The Cochabamba Bolivia Temple is the 82nd operating temple of The Church of Jesus Christ of Latter-day Saints (LDS Church).
Bolivia's first convert to the LDS Church was baptized in December 1964, a month after missionaries first arrived. Forty-four years later there were over 158,000 members across the country.
In 1995, the church announced that a temple would be built in the Bolivian city of Cochabamba. The next year, church president Gordon B. Hinckley presided over the groundbreaking. He addressed the 4,000 people gathered during one of the heaviest rainstorms the area had seen in ten years. He addressed the gathering, "My beloved and wet brothers and sisters".
Before the temple was dedicated it was open for one week to allow the public to tour the temple. Originally the temple open house had been scheduled for two weeks, but because of civil unrest in the city of Cochabamba, due to an ill-fated attempt to privatize the municipal water supply (Cochabamba protests of 2000), the first week was cancelled. LDS Church leaders were pleased when nearly 65,000 people toured the temple, coming close to the goal of 75,000. Because of the open house, over 2,200 people requested to be visited by the Mormon missionaries.
Hinckley dedicated the Cochabamba Bolivia Temple in four sessions on April 30, 2000. In the dedicatory prayer, Hinckley recognized the founder of Bolivia, Simón Bolívar, who died the year the church was organized.
The Cochabama Bolivia Temple is of classic modern design reflecting the Bolivian culture.

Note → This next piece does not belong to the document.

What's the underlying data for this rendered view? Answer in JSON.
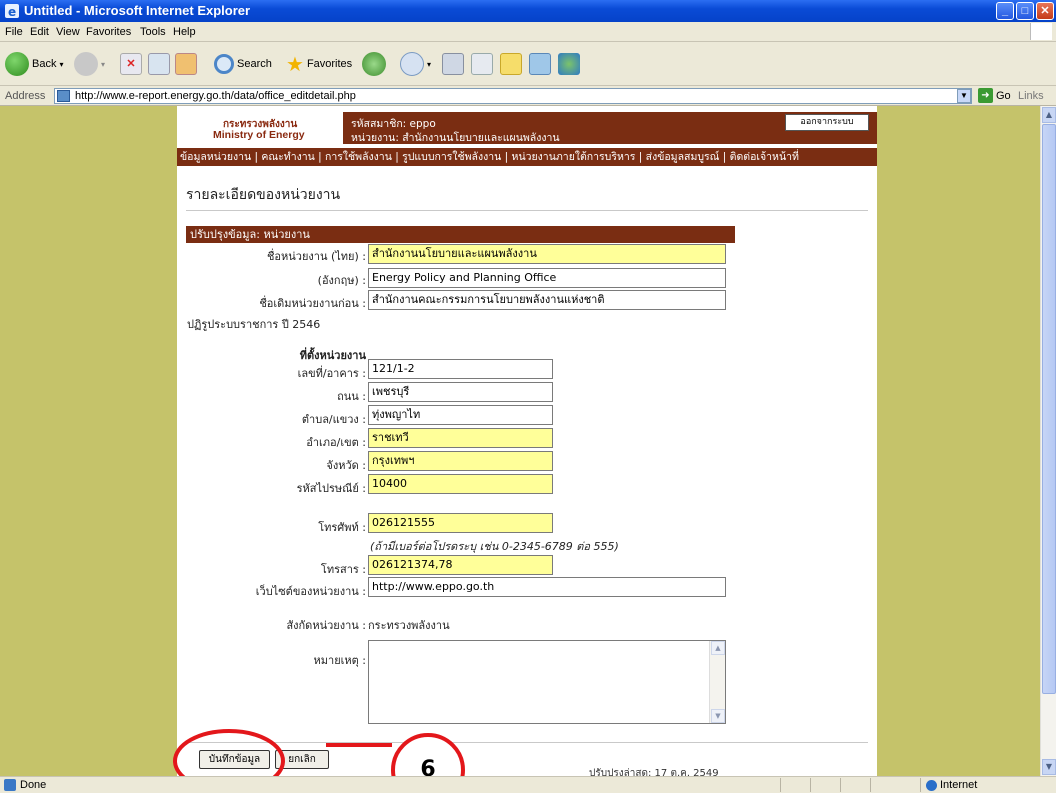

The exterior is finished with a blend of hand-hewn granite and plaster. A statue of the angel Moroni tops the single tower. It has a total of 33,302 square feet (3,093.9 m2), two ordinance rooms, and three sealing rooms.